Connecticut’s privacy law requires businesses to perform data protection assessments (DPAs). DPAs are meant for businesses to evaluate the business benefits of processing users' personal data with the potential risks to users. This includes processing the personal data for purposes of:

  • Targeted advertising.
  • The sale of personal data.
  • Profiling that could present a heightened risk of harm to consumers, which includes:
    • Unfair or deceptive treatment.
    • Financial, physical, or reputational injury.
    • Physical or other intrusion upon private affairs.
    • Other substantial injury.

Generally, your business must include the following information in your DPAs:

TitleIn simple terms...Description
Data Categories What data am I processing? The type or category of personal data your business is processing.
Purpose of Processing Is this data truly necessary to fulfill a specific purpose? Is the user data I’m processing adding value to the user or necessary for my business? Or is it just creating unnecessary risk to the user and the business?
Data Retention How long are we keeping the data? Are we disposing of data as quickly as we reasonably can to minimize and reduce the risk to our users and our company?
Location Where is the data flowing? (Organizationally and geographically) Due to different policies internationally, data flows between various geographies create risk for your users. For example, data traveling between the U.S. and the EU is only permitted under specific conditions.
Data Processing Contracts Are our vendor's policies and agreements up to date? You are responsible for ensuring that your vendors are complying with your security and privacy practices for the safety of your users.
Security Controls Is our users' data secure? A broad review of security controls to ensure that your business is adequately protected. This includes special considerations for de-identified data.

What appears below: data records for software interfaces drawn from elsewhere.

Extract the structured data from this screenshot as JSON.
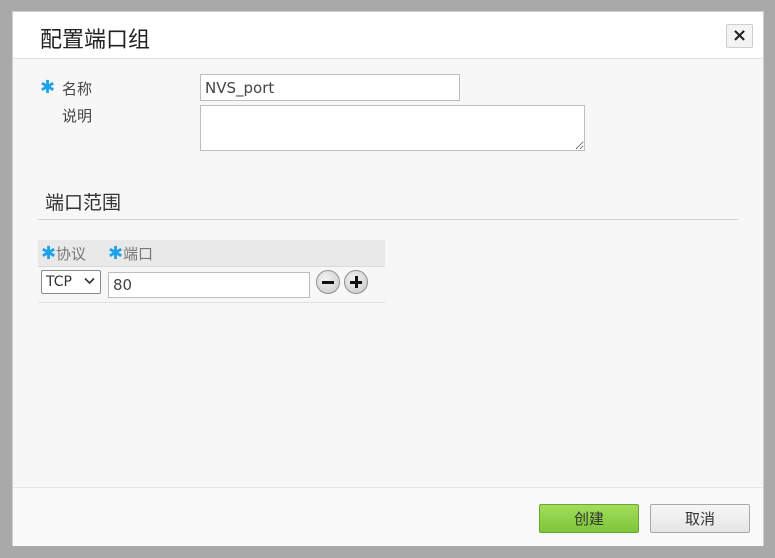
{
  "dialog": {
    "title": "配置端口组",
    "close_label": "×"
  },
  "form": {
    "required_mark": "✱",
    "name_label": "名称",
    "name_value": "NVS_port",
    "desc_label": "说明",
    "desc_value": ""
  },
  "port_range": {
    "section_title": "端口范围",
    "col_protocol": "协议",
    "col_port": "端口",
    "rows": [
      {
        "protocol": "TCP",
        "port": "80"
      }
    ]
  },
  "footer": {
    "create_label": "创建",
    "cancel_label": "取消"
  },
  "colors": {
    "accent_required": "#1ea1e8",
    "create_button": "#8ed04a"
  },
  "icons": {
    "close": "close-icon",
    "remove_row": "minus-icon",
    "add_row": "plus-icon",
    "select_arrow": "chevron-down-icon"
  }
}
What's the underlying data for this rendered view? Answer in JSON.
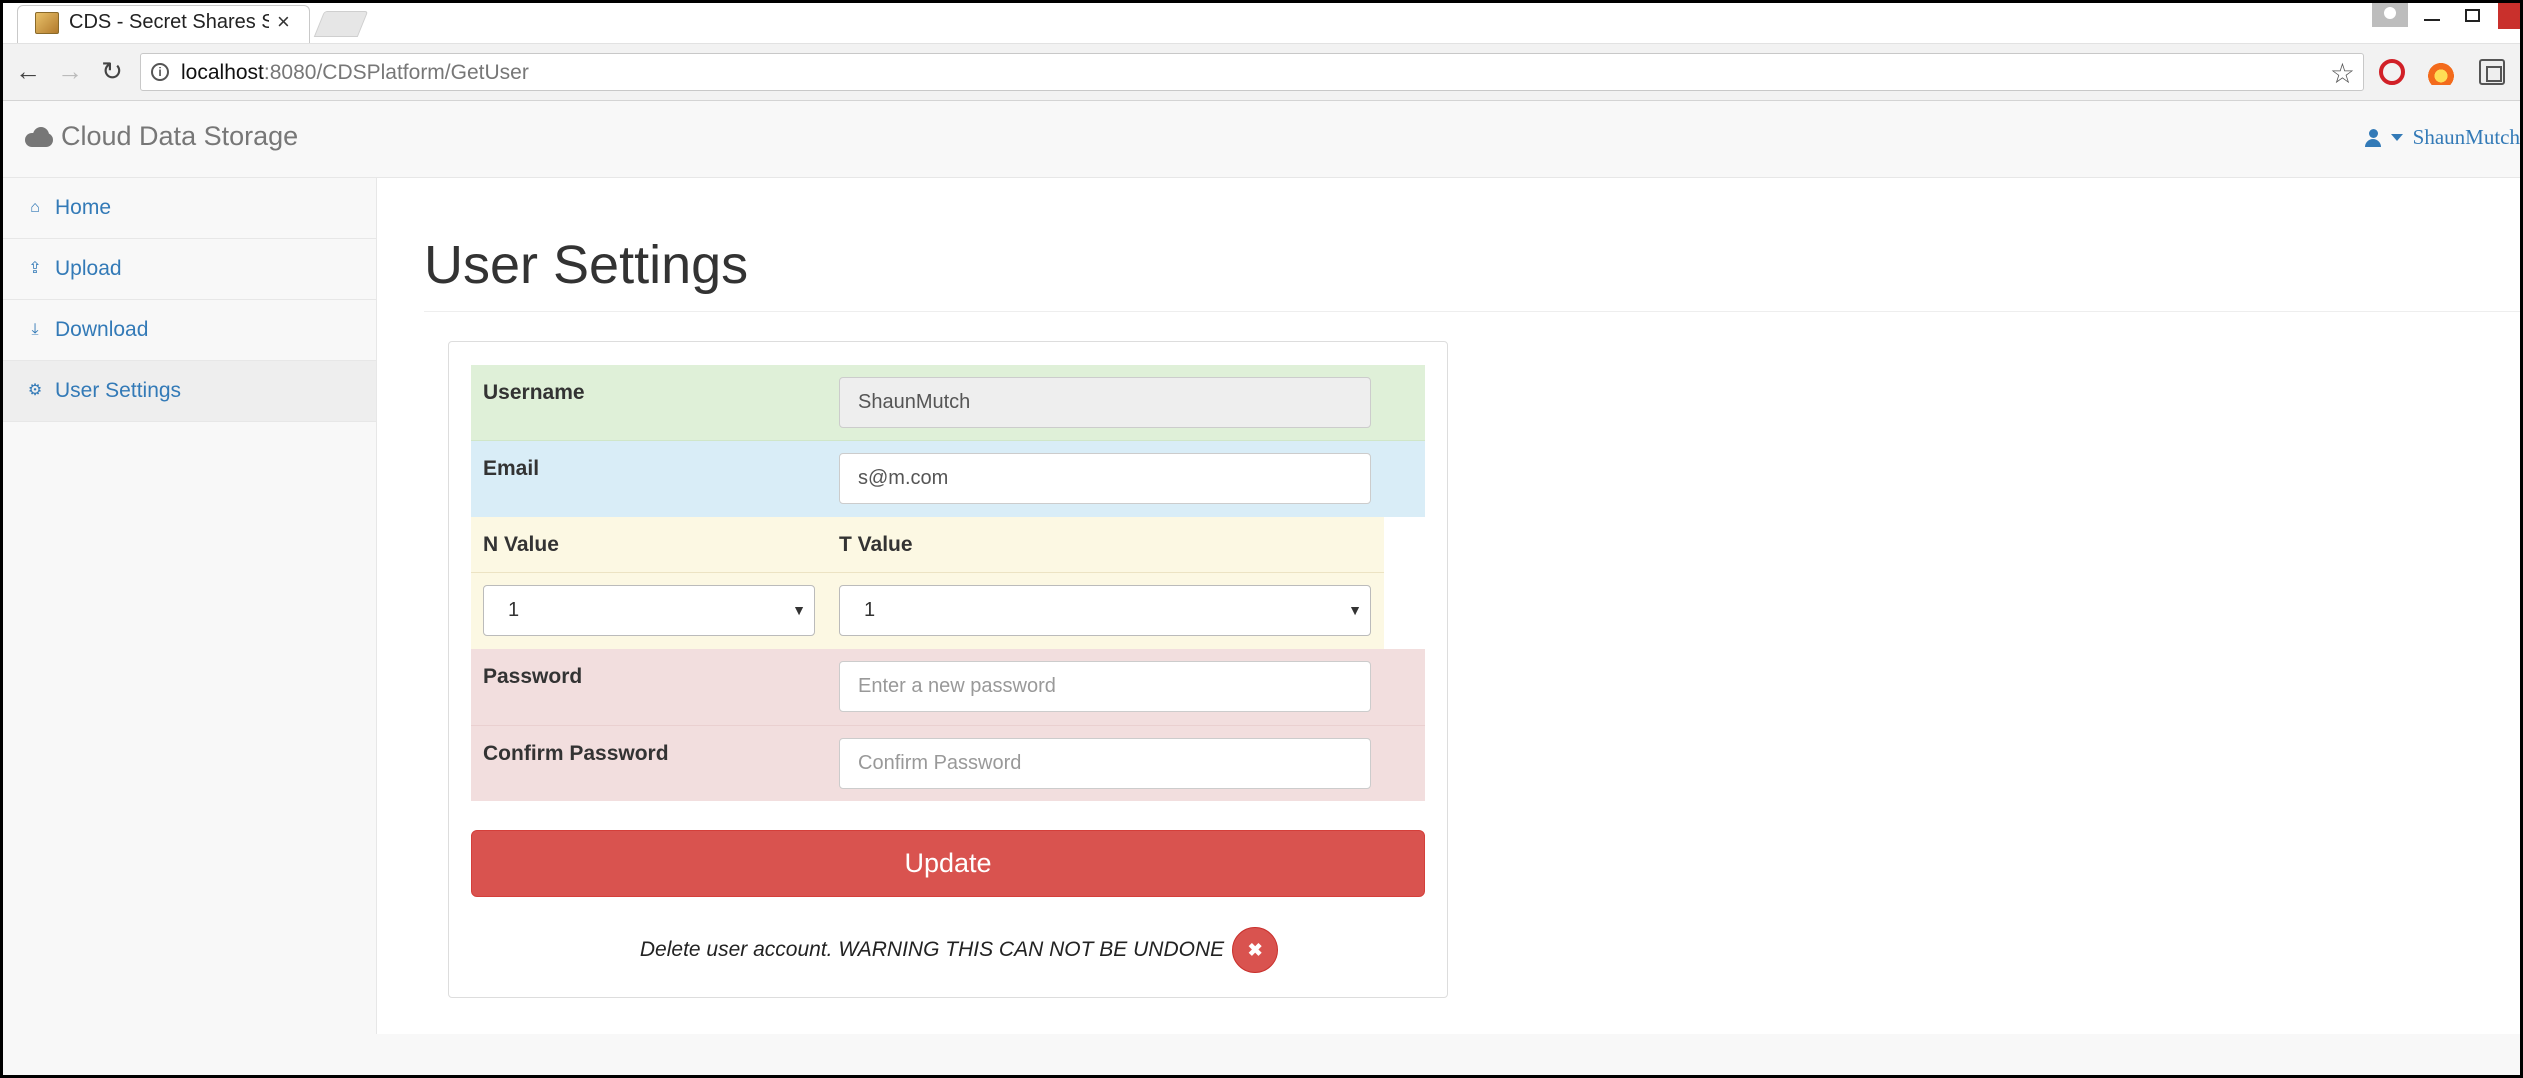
{
  "browser": {
    "tab_title": "CDS - Secret Shares Syste",
    "tab_close": "×",
    "url_host": "localhost",
    "url_rest": ":8080/CDSPlatform/GetUser"
  },
  "navbar": {
    "brand": "Cloud Data Storage",
    "username": "ShaunMutch"
  },
  "sidebar": {
    "items": [
      {
        "label": "Home",
        "icon": "home-icon"
      },
      {
        "label": "Upload",
        "icon": "upload-icon"
      },
      {
        "label": "Download",
        "icon": "download-icon"
      },
      {
        "label": "User Settings",
        "icon": "gear-icon"
      }
    ]
  },
  "main": {
    "title": "User Settings",
    "form": {
      "username_label": "Username",
      "username_value": "ShaunMutch",
      "email_label": "Email",
      "email_value": "s@m.com",
      "n_label": "N Value",
      "t_label": "T Value",
      "n_value": "1",
      "t_value": "1",
      "password_label": "Password",
      "password_placeholder": "Enter a new password",
      "confirm_label": "Confirm Password",
      "confirm_placeholder": "Confirm Password",
      "update_label": "Update",
      "delete_text": "Delete user account. WARNING THIS CAN NOT BE UNDONE",
      "delete_icon": "✖"
    }
  },
  "colors": {
    "link": "#337ab7",
    "danger": "#d9534f",
    "success_row": "#dff0d8",
    "info_row": "#d9edf7",
    "warning_row": "#fcf8e3",
    "danger_row": "#f2dede"
  }
}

Unlike Europe's GDPR, there is no single standard form for risk evaluations today. However, answering the above questions for your business regularly and recording this evaluation as part of an audit trail will set you up for success to comply with Connecticut’s privacy law.